On June 12, the Scottish Government said a plan to increase and improve mobile coverage in Scotland had been agreed with mobile operators in a move that attempted to increase commercial investment in 4G mobile in Scotland.

While primary responsibility over mobile coverage lies with the UK government, the Scottish government said it had used its own powers to "take forward a series of actions, with tangible steps alongside public sector partners to support its ambition".

The Herald:

These ranged from interventions such as business rates relief for operators through to more direct interventions, such as investing in the construction of new or enhanced infrastructure.

The proposals were welcomed by the major mobile operators, who said it would help overcome some of the challenges of extending networks into the most remote rural areas.

A report published two years ago concluded that Scotland had the worst mobile coverage in the UK on average, with more than a quarter of the country lacking adequate coverage.

NFU Scotland has been lobbying the government for a number of years to ensure all regions have adequate coverage.

A Three spokesman said: "We are continuing to roll out our 4G SuperVoice service in Scotland which will improve voice and data coverage for Scottish consumers."

Vodafone said that with a £2 billion investment in their network and services since 2014, and an equivalent amount expected over the next three yeras, their customers across the country were experiencing a "significantly improving and stronger network every day".

The Scottish Government said that they agree mobile operators need to do more to expand 4G coverage which is why they are working closely with them to achieve that.

A Scottish Government spokesman said: “Despite mobile connectivity being a reserved issue, we are not waiting for the UK Government but getting on with addressing this key issue ourselves.

“This year, we worked with mobile providers to produce the only Mobile Action Plan in the UK. 

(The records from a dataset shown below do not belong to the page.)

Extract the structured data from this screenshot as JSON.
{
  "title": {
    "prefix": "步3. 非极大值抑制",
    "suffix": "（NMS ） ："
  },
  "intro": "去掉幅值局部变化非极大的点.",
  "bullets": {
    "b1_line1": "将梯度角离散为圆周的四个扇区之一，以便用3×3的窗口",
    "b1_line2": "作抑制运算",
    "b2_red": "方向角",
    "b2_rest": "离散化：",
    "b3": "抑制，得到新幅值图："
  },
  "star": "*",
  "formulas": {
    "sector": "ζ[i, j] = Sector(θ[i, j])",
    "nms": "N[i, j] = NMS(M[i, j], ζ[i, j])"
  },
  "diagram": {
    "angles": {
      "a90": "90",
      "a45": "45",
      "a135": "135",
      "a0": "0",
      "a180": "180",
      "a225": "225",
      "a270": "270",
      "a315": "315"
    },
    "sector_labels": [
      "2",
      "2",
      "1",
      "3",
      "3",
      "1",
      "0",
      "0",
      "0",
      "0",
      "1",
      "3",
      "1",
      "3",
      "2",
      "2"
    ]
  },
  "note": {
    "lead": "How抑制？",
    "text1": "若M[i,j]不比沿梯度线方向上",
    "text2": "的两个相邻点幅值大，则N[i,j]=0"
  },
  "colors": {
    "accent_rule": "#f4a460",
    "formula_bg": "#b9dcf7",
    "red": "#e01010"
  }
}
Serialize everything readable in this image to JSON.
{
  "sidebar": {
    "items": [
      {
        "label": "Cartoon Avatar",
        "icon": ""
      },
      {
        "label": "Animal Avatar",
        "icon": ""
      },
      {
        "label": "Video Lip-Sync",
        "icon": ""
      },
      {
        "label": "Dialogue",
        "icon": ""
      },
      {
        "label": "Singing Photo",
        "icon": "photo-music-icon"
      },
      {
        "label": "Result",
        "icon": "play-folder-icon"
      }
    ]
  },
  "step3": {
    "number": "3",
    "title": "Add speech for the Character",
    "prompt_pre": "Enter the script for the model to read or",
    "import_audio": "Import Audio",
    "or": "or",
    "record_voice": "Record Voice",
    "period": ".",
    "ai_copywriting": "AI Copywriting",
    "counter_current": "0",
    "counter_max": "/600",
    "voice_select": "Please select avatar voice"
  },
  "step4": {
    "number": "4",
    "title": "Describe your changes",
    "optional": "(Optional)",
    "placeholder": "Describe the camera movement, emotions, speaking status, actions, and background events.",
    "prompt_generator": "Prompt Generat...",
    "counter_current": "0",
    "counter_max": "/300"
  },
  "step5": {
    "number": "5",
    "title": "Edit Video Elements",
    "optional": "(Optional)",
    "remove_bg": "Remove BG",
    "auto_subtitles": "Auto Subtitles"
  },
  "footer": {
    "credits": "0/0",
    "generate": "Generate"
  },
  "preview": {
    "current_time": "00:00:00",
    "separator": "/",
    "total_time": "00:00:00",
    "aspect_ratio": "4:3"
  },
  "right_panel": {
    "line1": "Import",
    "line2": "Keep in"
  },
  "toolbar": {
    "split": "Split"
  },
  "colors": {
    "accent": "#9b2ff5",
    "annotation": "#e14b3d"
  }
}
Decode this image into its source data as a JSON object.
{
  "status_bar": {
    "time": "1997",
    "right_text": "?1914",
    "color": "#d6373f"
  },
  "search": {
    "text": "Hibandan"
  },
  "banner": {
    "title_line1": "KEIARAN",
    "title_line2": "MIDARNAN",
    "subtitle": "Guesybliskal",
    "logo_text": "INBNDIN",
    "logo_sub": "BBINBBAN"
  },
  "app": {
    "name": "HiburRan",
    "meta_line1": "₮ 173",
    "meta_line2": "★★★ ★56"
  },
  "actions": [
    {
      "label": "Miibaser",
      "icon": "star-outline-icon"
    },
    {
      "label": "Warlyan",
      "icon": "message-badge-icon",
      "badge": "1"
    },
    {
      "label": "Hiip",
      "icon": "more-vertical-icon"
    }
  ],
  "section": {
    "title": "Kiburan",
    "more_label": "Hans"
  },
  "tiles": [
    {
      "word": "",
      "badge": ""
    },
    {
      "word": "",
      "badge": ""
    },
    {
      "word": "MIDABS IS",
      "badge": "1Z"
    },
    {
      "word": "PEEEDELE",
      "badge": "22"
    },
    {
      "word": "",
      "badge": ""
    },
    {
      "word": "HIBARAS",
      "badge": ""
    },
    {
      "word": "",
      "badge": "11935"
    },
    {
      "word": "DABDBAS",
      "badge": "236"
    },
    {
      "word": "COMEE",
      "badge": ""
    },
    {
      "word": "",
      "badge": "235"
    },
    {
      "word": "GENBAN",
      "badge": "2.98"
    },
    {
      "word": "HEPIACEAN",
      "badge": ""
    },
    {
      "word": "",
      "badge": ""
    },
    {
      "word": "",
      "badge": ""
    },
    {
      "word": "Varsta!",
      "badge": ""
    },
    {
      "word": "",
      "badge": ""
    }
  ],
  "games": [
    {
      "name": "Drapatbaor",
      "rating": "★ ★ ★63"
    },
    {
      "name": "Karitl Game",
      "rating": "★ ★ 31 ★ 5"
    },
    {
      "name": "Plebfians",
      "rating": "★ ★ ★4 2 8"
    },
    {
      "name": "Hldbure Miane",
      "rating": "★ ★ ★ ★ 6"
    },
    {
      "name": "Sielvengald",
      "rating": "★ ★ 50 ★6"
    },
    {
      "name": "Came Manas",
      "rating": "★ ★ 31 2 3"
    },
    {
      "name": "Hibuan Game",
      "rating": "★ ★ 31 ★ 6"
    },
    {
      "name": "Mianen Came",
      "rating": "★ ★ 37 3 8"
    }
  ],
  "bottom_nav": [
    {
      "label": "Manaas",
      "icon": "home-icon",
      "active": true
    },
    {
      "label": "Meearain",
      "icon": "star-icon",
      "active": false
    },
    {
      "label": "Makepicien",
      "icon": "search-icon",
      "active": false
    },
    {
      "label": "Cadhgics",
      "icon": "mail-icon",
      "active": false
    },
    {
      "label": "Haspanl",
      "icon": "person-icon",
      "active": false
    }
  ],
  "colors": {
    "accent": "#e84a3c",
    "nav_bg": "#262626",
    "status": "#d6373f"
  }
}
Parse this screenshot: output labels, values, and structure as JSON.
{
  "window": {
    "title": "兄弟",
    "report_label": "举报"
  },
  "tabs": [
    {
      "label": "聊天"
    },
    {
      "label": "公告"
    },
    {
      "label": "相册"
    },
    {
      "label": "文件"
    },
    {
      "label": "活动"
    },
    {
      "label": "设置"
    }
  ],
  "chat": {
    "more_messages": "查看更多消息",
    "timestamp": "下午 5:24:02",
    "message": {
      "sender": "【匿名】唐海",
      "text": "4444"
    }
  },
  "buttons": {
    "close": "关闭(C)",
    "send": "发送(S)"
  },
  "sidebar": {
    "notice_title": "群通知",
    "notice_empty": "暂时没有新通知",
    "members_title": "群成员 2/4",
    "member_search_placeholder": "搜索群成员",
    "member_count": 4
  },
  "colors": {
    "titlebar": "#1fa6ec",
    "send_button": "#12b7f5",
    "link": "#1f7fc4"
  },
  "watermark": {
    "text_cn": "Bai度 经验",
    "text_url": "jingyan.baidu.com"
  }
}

"The plan contains a range of actions aimed at reducing the costs of rolling out mobile infrastructure. These include the trialling of business rates relief on new masts in non-commercial areas and we are also currently consulting on changing permitted development rights."